◆ **WHAT TO WORK ON**
For every line in the material, print that line exactly.

-=-=-

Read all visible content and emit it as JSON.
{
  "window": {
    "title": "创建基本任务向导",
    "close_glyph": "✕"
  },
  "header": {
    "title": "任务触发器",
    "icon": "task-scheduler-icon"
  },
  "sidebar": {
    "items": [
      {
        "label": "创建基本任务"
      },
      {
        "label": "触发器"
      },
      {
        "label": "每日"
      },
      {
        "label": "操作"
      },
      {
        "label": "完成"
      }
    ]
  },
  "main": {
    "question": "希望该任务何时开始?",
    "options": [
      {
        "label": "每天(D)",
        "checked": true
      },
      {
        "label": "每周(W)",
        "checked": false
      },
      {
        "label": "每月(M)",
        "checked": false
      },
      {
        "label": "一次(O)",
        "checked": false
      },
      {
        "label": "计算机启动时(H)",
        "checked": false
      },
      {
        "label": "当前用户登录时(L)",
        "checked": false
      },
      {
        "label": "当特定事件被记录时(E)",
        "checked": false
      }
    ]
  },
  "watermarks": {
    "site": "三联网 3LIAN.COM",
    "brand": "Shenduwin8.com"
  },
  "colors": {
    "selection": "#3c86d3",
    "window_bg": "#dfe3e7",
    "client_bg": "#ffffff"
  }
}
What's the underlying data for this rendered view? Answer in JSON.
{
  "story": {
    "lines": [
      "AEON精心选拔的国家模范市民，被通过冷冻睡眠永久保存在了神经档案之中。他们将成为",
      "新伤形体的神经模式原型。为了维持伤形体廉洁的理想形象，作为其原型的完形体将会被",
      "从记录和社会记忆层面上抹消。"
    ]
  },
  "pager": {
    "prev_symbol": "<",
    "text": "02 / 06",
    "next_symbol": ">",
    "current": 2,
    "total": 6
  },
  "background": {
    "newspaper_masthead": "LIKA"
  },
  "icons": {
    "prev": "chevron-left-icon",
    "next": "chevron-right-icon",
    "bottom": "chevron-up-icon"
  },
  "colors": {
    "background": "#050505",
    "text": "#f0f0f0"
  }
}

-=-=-

◆ **SOLVED PROBLEM**
Read all visible content and emit it as JSON.
{
  "window": {
    "title": "创建基本任务向导",
    "close_glyph": "✕"
  },
  "header": {
    "title": "任务触发器",
    "icon": "task-scheduler-icon"
  },
  "sidebar": {
    "items": [
      {
        "label": "创建基本任务"
      },
      {
        "label": "触发器"
      },
      {
        "label": "每日"
      },
      {
        "label": "操作"
      },
      {
        "label": "完成"
      }
    ]
  },
  "main": {
    "question": "希望该任务何时开始?",
    "options": [
      {
        "label": "每天(D)",
        "checked": true
      },
      {
        "label": "每周(W)",
        "checked": false
      },
      {
        "label": "每月(M)",
        "checked": false
      },
      {
        "label": "一次(O)",
        "checked": false
      },
      {
        "label": "计算机启动时(H)",
        "checked": false
      },
      {
        "label": "当前用户登录时(L)",
        "checked": false
      },
      {
        "label": "当特定事件被记录时(E)",
        "checked": false
      }
    ]
  },
  "watermarks": {
    "site": "三联网 3LIAN.COM",
    "brand": "Shenduwin8.com"
  },
  "colors": {
    "selection": "#3c86d3",
    "window_bg": "#dfe3e7",
    "client_bg": "#ffffff"
  }
}
What's the underlying data for this rendered view? Answer in JSON.
{
  "story": {
    "lines": [
      "AEON精心选拔的国家模范市民，被通过冷冻睡眠永久保存在了神经档案之中。他们将成为",
      "新伤形体的神经模式原型。为了维持伤形体廉洁的理想形象，作为其原型的完形体将会被",
      "从记录和社会记忆层面上抹消。"
    ]
  },
  "pager": {
    "prev_symbol": "<",
    "text": "02 / 06",
    "next_symbol": ">",
    "current": 2,
    "total": 6
  },
  "background": {
    "newspaper_masthead": "LIKA"
  },
  "icons": {
    "prev": "chevron-left-icon",
    "next": "chevron-right-icon",
    "bottom": "chevron-up-icon"
  },
  "colors": {
    "background": "#050505",
    "text": "#f0f0f0"
  }
}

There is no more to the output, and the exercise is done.